District attorney ends private vendor's bad-check program
GAZETTE FILE PHOTO Northwestern District Attorney David E. Sullivan has ended a bad-check enforcement program with a private vendor after questions were raised about the company's business practices. Purchase photo reprints »
NORTHAMPTON — Northwestern District Attorney David E. Sullivan has pulled the plug on a bad-check enforcement program with a private vendor after new questions were raised about the company’s business practices, including sending out debt-collection or enforcement letters that appear as if they are coming from the DA’s office.
Sullivan, who was listed as program administrator in those letters, joined several other Massachusetts district attorneys in ending relationships with CorrectiveSolutions and BounceBack in recent months. The two companies also are not licensed to work in Massachusetts, but may not have to be under a federal debt collection exemption, according to a report in Sunday’s Boston Globe.
The Northwestern district attorney’s office had entered into a contract in March 2009 with Missouri-based BounceBack, prior to Sullivan taking office. The pact, which the Gazette reviewed, was never formally signed and executed. Nevertheless, the company has since been administering a bad-check enforcement program that seeks to get restitution for merchants and consumers from those who write bad checks in Hampshire and Franklin counties. Several other state district attorneys employed Corrective Actions, a company that has been subject to recent class-action lawsuits, for the same purpose. At least two federal court decisions in Spokane County, Wash., have upheld BounceBack’s programs with a district attorney’s office there.
“I was not comfortable having BounceBack give the erroneous impression that their enforcement letters were coming directly from our office,” Sullivan told the Gazette on Sunday. “This practice, coupled with the issues raised about CorrectiveSolutions by the Massachusetts Division of Banks, led me to conclude that our office would no longer be affiliated with BounceBack or any other bad-check enforcement administrator.
“It didn’t seem in good faith to me,” he added.
Sullivan said he began looking at the program last fall, around the time the Globe began posing questions to district attorneys about the contracts. He terminated the Northwestern district’s relationship with BounceBack in January, he said.
Bad-check diversion programs like the one used here are not uncommon and many district attorneys make no bones about promoting them around the country. The office of the Onondaga County district attorney in New York, for example, provides an explainer on its website about its check enforcement program with BounceBack, stating that in addition to assisting merchants and others with recovering losses from dishonored checks that were intentionally written, the program also reduces the caseload for law enforcement and the courts.

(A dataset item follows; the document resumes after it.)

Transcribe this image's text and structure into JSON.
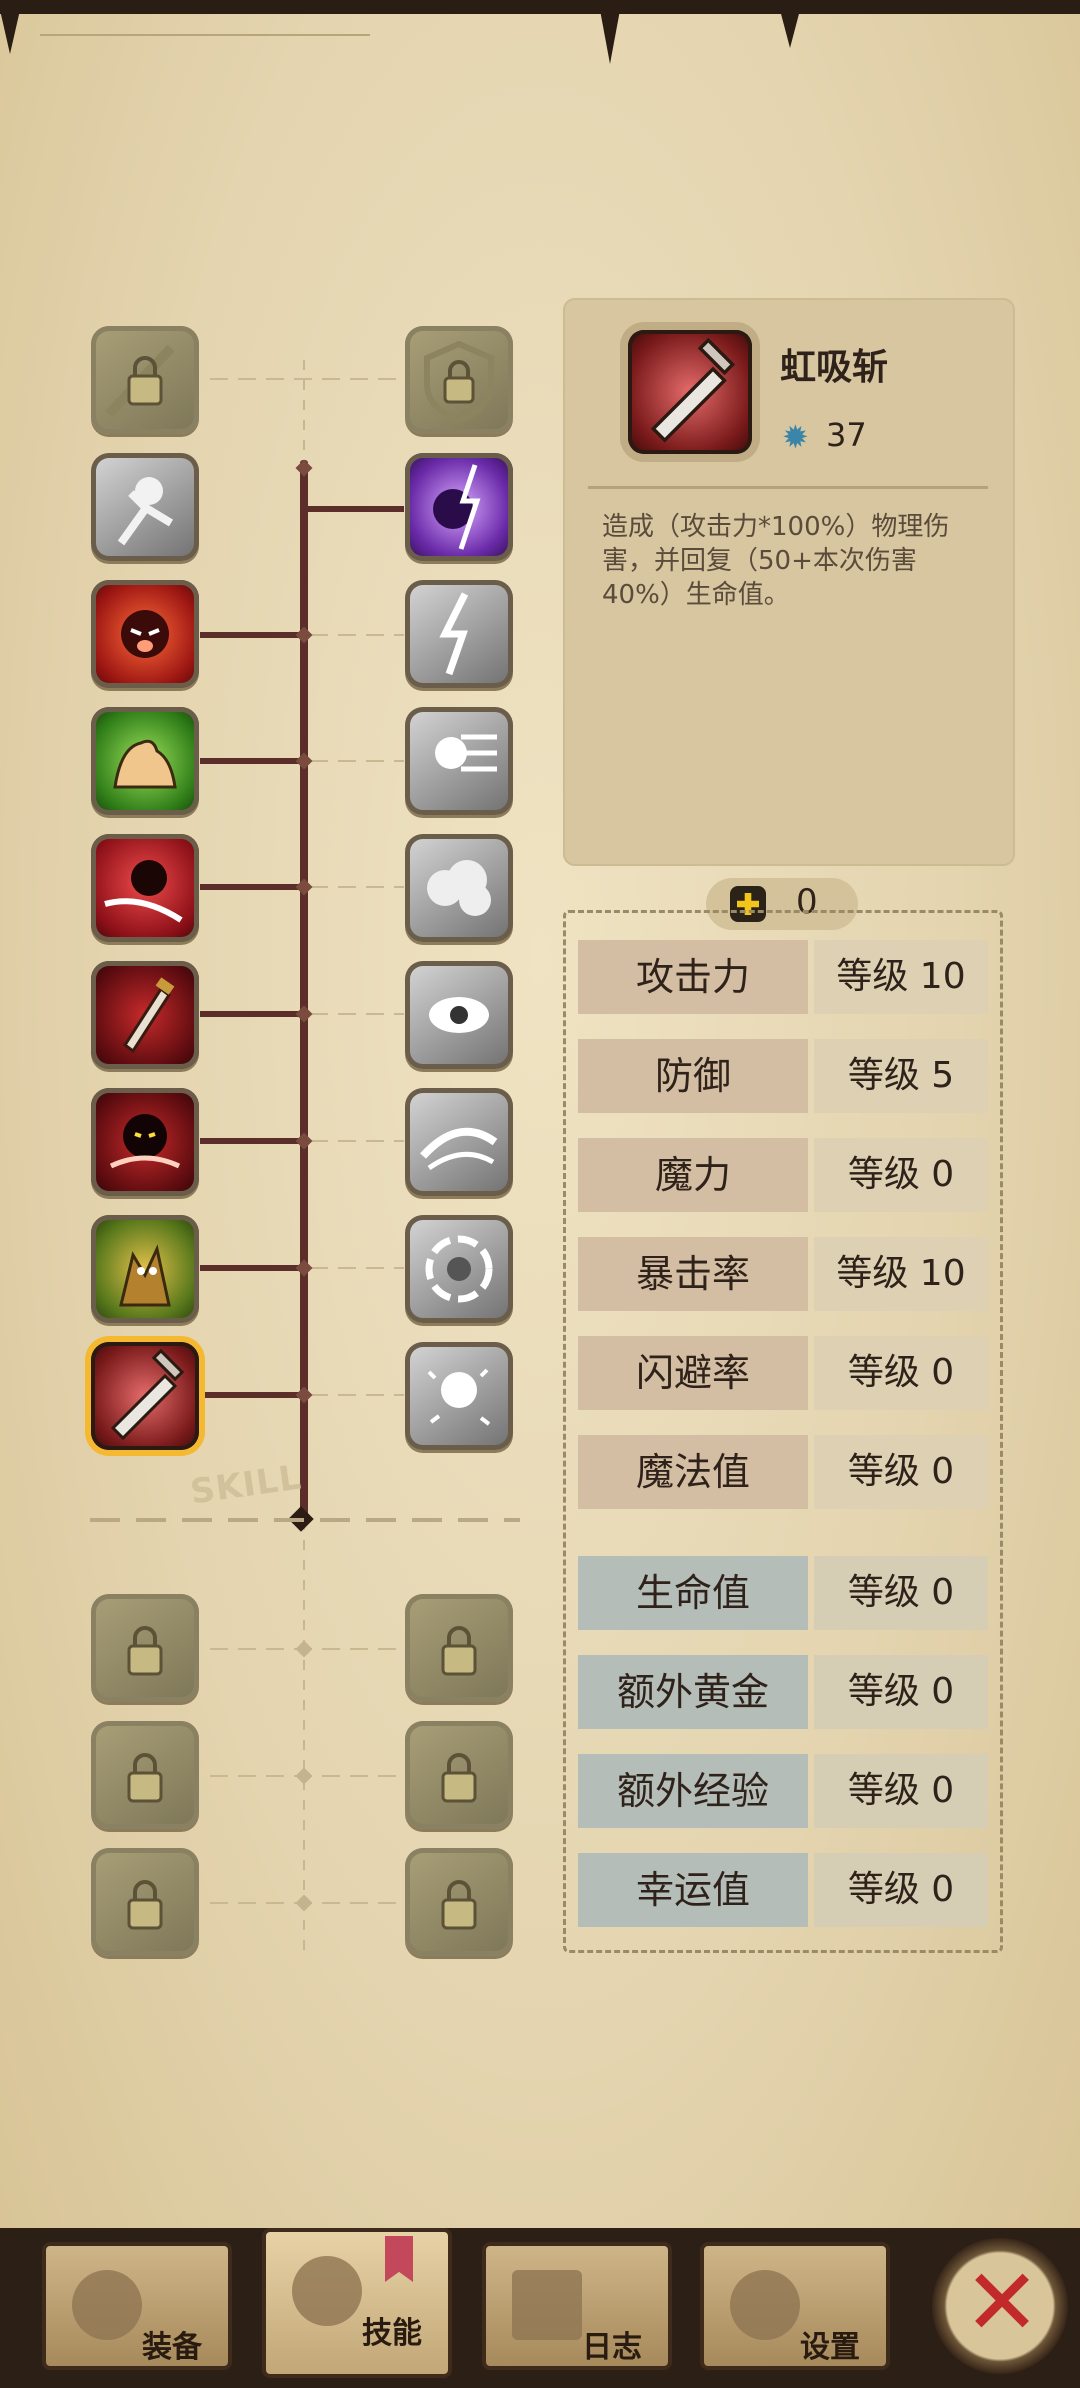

Writing bad checks is a criminal offense in Massachusetts, but only after notice to the offender and an opportunity to make good on the check. The outsourced administration of collecting on bad checks, typically under the $250 threshold, has been a successful way to get restitution for merchants while not subjecting an offender to a criminal proceeding and record, Sullivan noted.
“You want to help the merchants and consumers that get ripped off, but at the same time, I don’t want people to think that we’re collecting these monies,” Sullivan said of the questions raised about his office’s former relationship with BounceBack. “This was a way for us to reduce the burden on police departments and clerk magistrates as well.”
On the whole, Sullivan said, the program diverted offenders away from criminal prosecution, made victims whole, and allowed prosecutors to more appropriately focus their resources.
Among the more serious questions raised in news reports about the relationships between district attorneys and the private companies is the fact that some district attorneys, including in Massachusetts, have received a cut of the proceeds from the debt-collection work. In addition, some of the companies, including CorrectiveSolutions, have collected on debts when contacted by victims without first having those bad check cases reviewed by the district attorney’s offices. Those reviews can determine whether there is probable cause that a crime may have occurred.
Sullivan said neither scenario applied to the Northwestern district attorney’s office’s relationship with BounceBack.
“They (bad check cases) were pre-screened by us,” he said. “We never got any financial benefit from these folks.”
The companies have reaped significant profits running collections, however. Under the terms of BounceBack’s contract with the Northwestern district attorney’s office, the company was entitled to the $145 fee for a required home study course (an educational component to the program for offenders) and a $40 processing fee per check. Bad-check writers also were required to pay a $15 fee to victims to help cover costs incurred as a result of the bad checks. Sullivan said about 40 to 50 merchants used the program in this jurisdiction and that BounceBack had notified about 300 merchants about the service, according to information recently provided to him.
Now that he has scrapped the program and any future dealings with such companies, Sullivan said the DA’s office has developed a self-help brochure for merchants and consumers who are victimized by bad-check writers. The brochure includes information on what to look for when accepting checks, how to handle bad checks, and what it takes to prosecute a bad-check writer. The materials also explain how to proceed, either through the courts or through local police when seeking a criminal complaint.
“It will give them the information to empower them to handle these matters in the preliminary stages,” Sullivan said.
Dan Crowley can be reached at firstname.lastname@example.org.